DATA SUPPLIED START
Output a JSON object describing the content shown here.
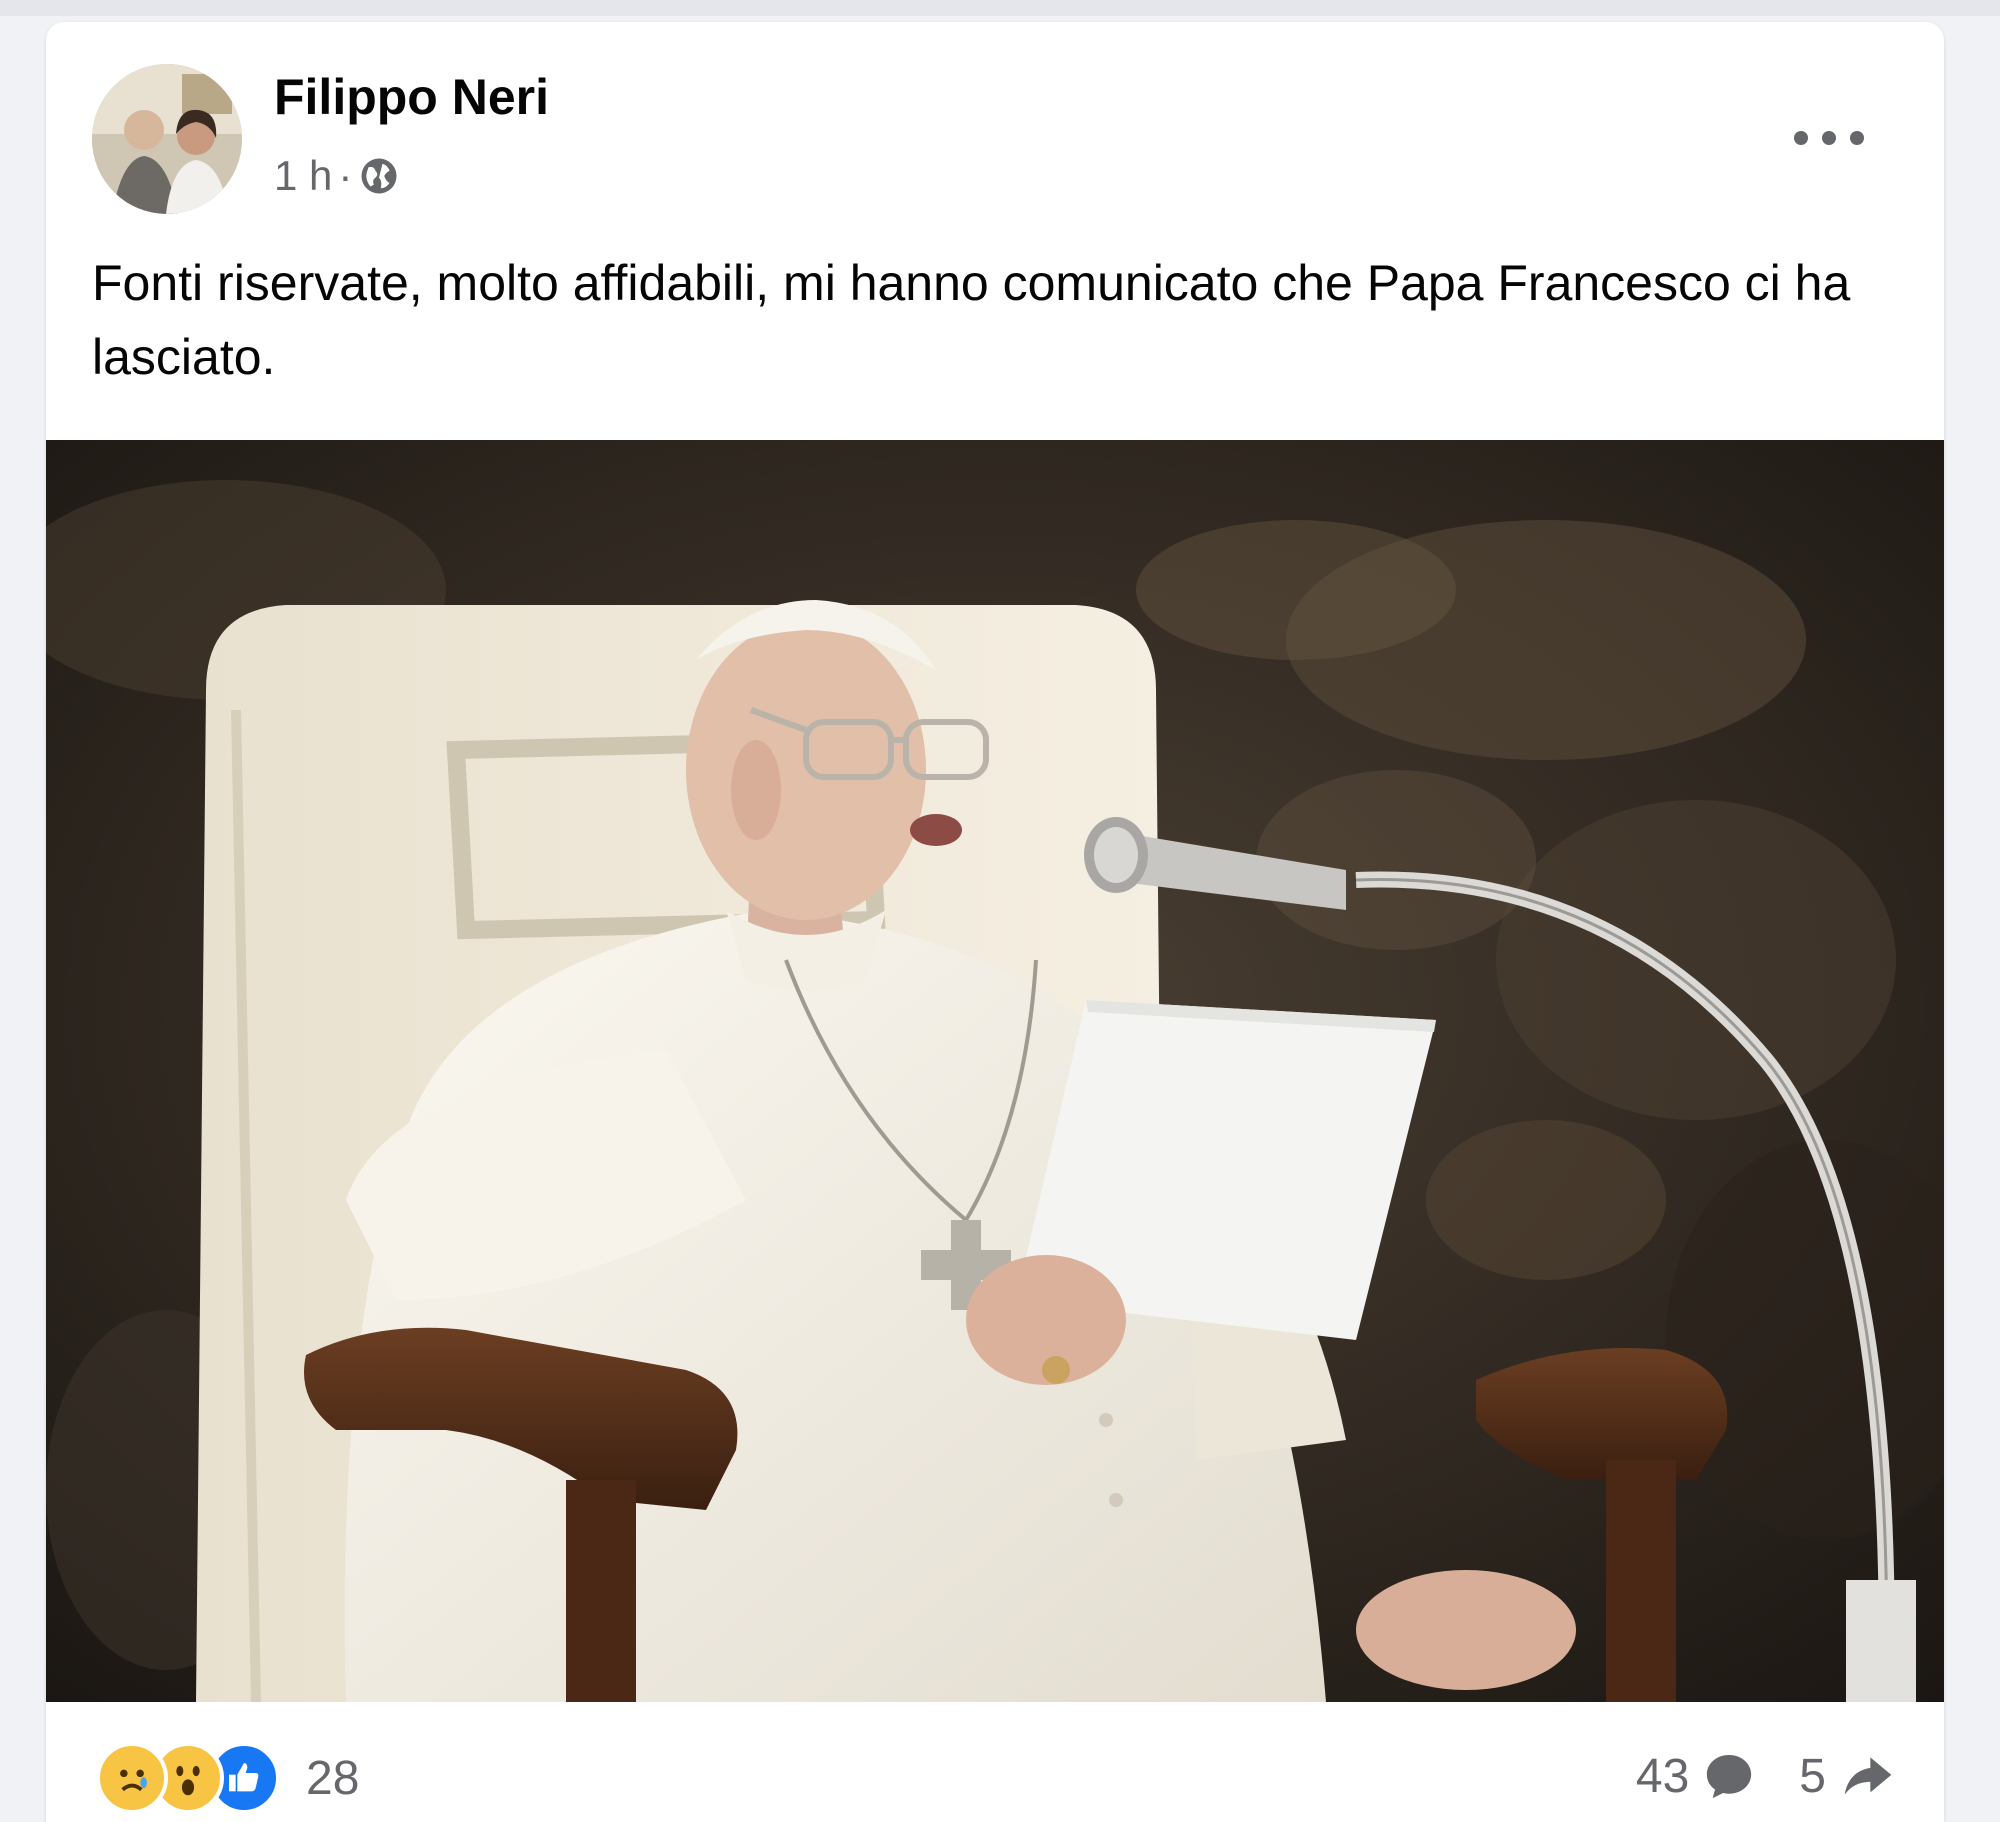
{
  "post": {
    "author": "Filippo Neri",
    "time": "1 h",
    "separator": "·",
    "audience_icon": "globe-icon",
    "more_icon": "more-options-icon",
    "text": "Fonti riservate, molto affidabili, mi hanno comunicato che Papa Francesco ci ha lasciato."
  },
  "footer": {
    "reactions": [
      "sad-reaction-icon",
      "wow-reaction-icon",
      "like-reaction-icon"
    ],
    "reaction_count": "28",
    "comment_count": "43",
    "comment_icon": "comment-icon",
    "share_count": "5",
    "share_icon": "share-icon"
  },
  "colors": {
    "background": "#f0f2f5",
    "card": "#ffffff",
    "text_primary": "#050505",
    "text_secondary": "#65676b",
    "like_blue": "#1877f2",
    "reaction_yellow": "#f7c444"
  }
}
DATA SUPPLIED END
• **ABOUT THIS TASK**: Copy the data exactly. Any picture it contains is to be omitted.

• **EXERCISE RESULT**:
Output a JSON object describing the content shown here.
{
  "post": {
    "author": "Filippo Neri",
    "time": "1 h",
    "separator": "·",
    "audience_icon": "globe-icon",
    "more_icon": "more-options-icon",
    "text": "Fonti riservate, molto affidabili, mi hanno comunicato che Papa Francesco ci ha lasciato."
  },
  "footer": {
    "reactions": [
      "sad-reaction-icon",
      "wow-reaction-icon",
      "like-reaction-icon"
    ],
    "reaction_count": "28",
    "comment_count": "43",
    "comment_icon": "comment-icon",
    "share_count": "5",
    "share_icon": "share-icon"
  },
  "colors": {
    "background": "#f0f2f5",
    "card": "#ffffff",
    "text_primary": "#050505",
    "text_secondary": "#65676b",
    "like_blue": "#1877f2",
    "reaction_yellow": "#f7c444"
  }
}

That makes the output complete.